Journalism provides accurate and timely information when it matters most, shaping our understanding of important issues and pushing us to learn more in search of the truth. People come to Google looking for high-quality content, and our job is to help them find it. However, sometimes that content is behind a paywall.
While research has shown that people are becoming more accustomed to paying for news, the sometimes painful process of signing up for a subscription can be a turn off. That’s not great for users or for news publishers who see subscriptions as an increasingly important source of revenue.
To address these problems we’ve been talking to news publishers about how to support their subscription businesses with a focus on the following:
- First, Flexible Sampling will replace First Click Free. Publishers are in the best position to determine what level of free sampling works best for them. So as of this week, we are ending the First Click Free policy, which required publishers to provide a minimum of three free articles per day via Google Search and Google News before people were shown a paywall.
- Longer term, we are building a suite of products and services to help news publishers reach new audiences, drive subscriptions and grow revenue.
- We are also looking at how we can simplify the purchase process and make it easy for Google users to get the full value of their subscriptions across Google’s platforms.
Our goal is to make subscriptions work seamlessly everywhere, for everyone.
First Click Free

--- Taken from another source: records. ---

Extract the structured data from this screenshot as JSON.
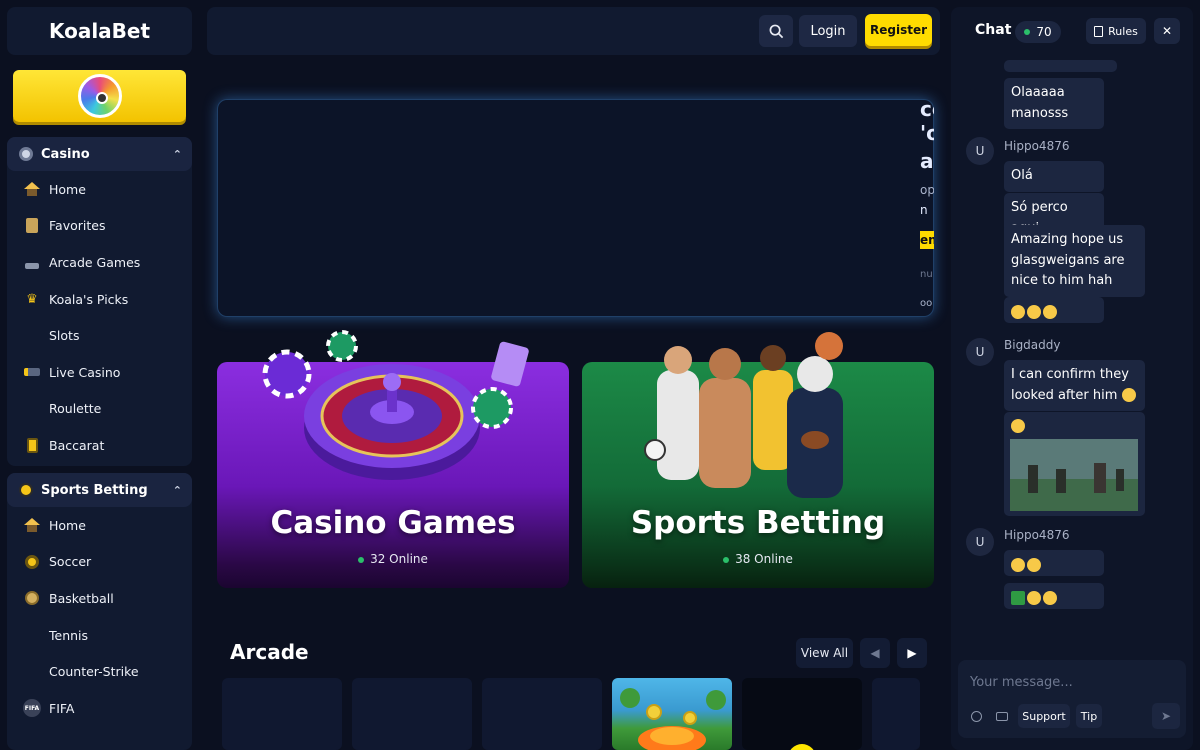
{
  "brand": {
    "name": "KoalaBet"
  },
  "header": {
    "login_label": "Login",
    "register_label": "Register"
  },
  "sidebar": {
    "casino": {
      "title": "Casino",
      "items": [
        {
          "label": "Home",
          "icon": "home-icon"
        },
        {
          "label": "Favorites",
          "icon": "bookmark-icon"
        },
        {
          "label": "Arcade Games",
          "icon": "joystick-icon"
        },
        {
          "label": "Koala's Picks",
          "icon": "crown-icon"
        },
        {
          "label": "Slots",
          "icon": ""
        },
        {
          "label": "Live Casino",
          "icon": "live-camera-icon"
        },
        {
          "label": "Roulette",
          "icon": ""
        },
        {
          "label": "Baccarat",
          "icon": "cards-icon"
        }
      ]
    },
    "sports": {
      "title": "Sports Betting",
      "items": [
        {
          "label": "Home",
          "icon": "home-icon"
        },
        {
          "label": "Soccer",
          "icon": "soccer-ball-icon"
        },
        {
          "label": "Basketball",
          "icon": "basketball-icon"
        },
        {
          "label": "Tennis",
          "icon": ""
        },
        {
          "label": "Counter-Strike",
          "icon": ""
        },
        {
          "label": "FIFA",
          "icon": "fifa-icon"
        }
      ]
    }
  },
  "banner": {
    "peek_text": [
      "ce",
      "'o",
      "a",
      "op",
      "n",
      "en",
      "nu",
      "oo"
    ]
  },
  "categories": [
    {
      "title": "Casino Games",
      "online": "32 Online"
    },
    {
      "title": "Sports Betting",
      "online": "38 Online"
    }
  ],
  "arcade": {
    "title": "Arcade",
    "view_all_label": "View All"
  },
  "chat": {
    "title": "Chat",
    "online_count": "70",
    "rules_label": "Rules",
    "messages": [
      {
        "user": "",
        "text": "Olaaaaa manosss"
      },
      {
        "user": "Hippo4876",
        "texts": [
          "Olá",
          "Só perco aqui",
          "Amazing hope us glasgweigans are nice to him hah"
        ]
      },
      {
        "user": "Bigdaddy",
        "texts": [
          "I can confirm they looked after him"
        ]
      },
      {
        "user": "Hippo4876",
        "texts": []
      }
    ],
    "avatar_letter": "U",
    "input_placeholder": "Your message...",
    "support_label": "Support",
    "tip_label": "Tip"
  },
  "colors": {
    "accent": "#ffdc00",
    "background": "#0b1020",
    "panel": "#111a30",
    "online": "#2bbf6a"
  }
}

We will end our First Click Free policy in favor of a Flexible Sampling model where publishers will decide how many, if any, free articles they want to provide to potential subscribers based on their own business strategies. This move is informed by our own research, publisher feedback, and months-long experiments with the New York Times and the Financial Times, both of which operate successful subscription services.

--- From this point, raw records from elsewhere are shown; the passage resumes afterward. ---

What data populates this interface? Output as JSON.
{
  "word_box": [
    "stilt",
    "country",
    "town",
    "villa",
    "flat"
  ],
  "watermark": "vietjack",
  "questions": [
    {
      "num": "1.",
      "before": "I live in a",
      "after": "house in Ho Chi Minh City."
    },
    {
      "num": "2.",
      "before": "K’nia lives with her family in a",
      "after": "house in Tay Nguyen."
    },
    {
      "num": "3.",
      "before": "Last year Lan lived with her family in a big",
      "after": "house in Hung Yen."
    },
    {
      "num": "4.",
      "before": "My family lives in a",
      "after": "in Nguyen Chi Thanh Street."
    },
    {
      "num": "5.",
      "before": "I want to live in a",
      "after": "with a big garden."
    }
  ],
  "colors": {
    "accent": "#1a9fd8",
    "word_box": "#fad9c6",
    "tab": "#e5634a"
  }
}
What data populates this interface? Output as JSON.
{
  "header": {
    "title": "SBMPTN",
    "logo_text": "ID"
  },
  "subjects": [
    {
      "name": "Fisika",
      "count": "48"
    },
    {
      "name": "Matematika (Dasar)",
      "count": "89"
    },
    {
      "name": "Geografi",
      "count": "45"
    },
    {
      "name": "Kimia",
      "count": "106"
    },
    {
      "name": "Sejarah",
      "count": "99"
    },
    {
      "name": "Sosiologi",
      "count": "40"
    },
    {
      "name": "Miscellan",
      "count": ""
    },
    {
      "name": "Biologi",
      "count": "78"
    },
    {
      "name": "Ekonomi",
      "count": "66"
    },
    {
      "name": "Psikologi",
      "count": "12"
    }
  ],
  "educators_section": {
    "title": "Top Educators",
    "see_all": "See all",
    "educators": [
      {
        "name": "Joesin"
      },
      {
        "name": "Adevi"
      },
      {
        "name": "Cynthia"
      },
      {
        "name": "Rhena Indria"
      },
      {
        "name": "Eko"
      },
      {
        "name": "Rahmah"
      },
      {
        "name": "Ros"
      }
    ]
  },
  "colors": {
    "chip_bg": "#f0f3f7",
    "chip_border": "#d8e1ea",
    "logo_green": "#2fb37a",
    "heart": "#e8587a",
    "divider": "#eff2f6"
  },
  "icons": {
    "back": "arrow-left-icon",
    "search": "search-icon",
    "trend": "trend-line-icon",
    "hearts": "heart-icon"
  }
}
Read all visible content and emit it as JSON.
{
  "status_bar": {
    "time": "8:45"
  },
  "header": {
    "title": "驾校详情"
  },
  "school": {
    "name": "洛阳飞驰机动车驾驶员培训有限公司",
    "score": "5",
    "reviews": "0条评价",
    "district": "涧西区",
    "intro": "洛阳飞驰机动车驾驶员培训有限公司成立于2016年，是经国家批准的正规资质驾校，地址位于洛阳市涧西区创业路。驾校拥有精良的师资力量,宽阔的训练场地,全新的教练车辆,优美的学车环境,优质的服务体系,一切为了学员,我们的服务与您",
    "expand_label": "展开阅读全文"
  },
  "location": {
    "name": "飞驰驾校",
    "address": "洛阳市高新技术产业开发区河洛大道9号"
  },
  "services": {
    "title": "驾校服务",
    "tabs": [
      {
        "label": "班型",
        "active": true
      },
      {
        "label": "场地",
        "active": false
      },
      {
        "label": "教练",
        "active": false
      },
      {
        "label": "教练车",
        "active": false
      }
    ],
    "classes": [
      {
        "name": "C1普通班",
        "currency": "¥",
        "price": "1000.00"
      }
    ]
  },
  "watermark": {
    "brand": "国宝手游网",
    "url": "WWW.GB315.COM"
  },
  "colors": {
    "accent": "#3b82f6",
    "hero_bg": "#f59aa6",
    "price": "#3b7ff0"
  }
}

"Google's decision to let publishers determine how much content readers can sample from search is a positive development,” said Kinsey Wilson, an adviser to New York Times CEO Mark Thompson. "We're encouraged as well by Google's willingness to consider other ways of supporting subscription business models and we are looking forward to continuing to work with them to craft smart solutions."
Publishers generally recognize that giving people access to some free content is the way to persuade people to buy their product. The typical approach to sampling is a model called metering, which lets people see a pre-determined number of free stories before a paywall kicks in. We recommend the following approach:
- Monthly, rather than daily, metering allows publishers more flexibility to experiment with the number of free stories to offer people and to target those more likely to subscribe.
- For most publishers, 10 articles per month is a good starting point.
- Please see our Webmaster blog and our guide on Flexible Sampling for more detail on these approaches.
“Try before you buy” underlines what many publishers already know—they need to provide some form of free sampling to be successful on the internet. If it’s too little, then fewer users will click on links to that content or share it, which could have an effect on brand discovery and subsequently may affect traffic over time.
Subscribing to great content should not be as hard as it is today. Registering on a site, creating and remembering multiple passwords, and entering credit card information—these are all hassles we hope to solve.
As a first step we’re taking advantage of our existing identity and payment technologies to help people subscribe on a publication’s website with a single click, and then seamlessly access that content anywhere— whether it’s on that publisher site or mobile app, or on Google Newsstand, Google Search or Google News.
And since news products and subscription models vary widely, we’re collaborating with publishers around the world on how to build a subscription mechanism that can meet the needs of a diverse array of approaches—to the benefit of the news industry and consumers alike.
We’re also exploring how Google’s machine learning capabilities can help publishers recognize potential subscribers and present the right offer to the right audience at the right time.
“It's extremely clear that advertising alone can no longer pay for the production and distribution of high quality journalism—and at the same time the societal need for sustainable independent journalism has never been greater. Reader-based revenue, aka paid-content, or subscription services, are therefore not just a nice-to-have, but an essential component of a publisher's revenue composition,” said Jon Slade, FT Chief Commercial Officer.
“The Financial Times is welcoming of Google's input and actions to help this critical sector of the media industry, and we've worked very closely with Google to aid understanding of the needs that publishers have and how Google can help. That mutual understanding includes the ability to set controls over the amount of free content given to readers, a level playing field for content discovery, optimised promotion and payment processes. It is important that we now build and accelerate on the discussions and actions to date.”
We are just getting started and want to get as much input from publishers—large, small, national, local, international—to make sure we build solutions together that work for everyone.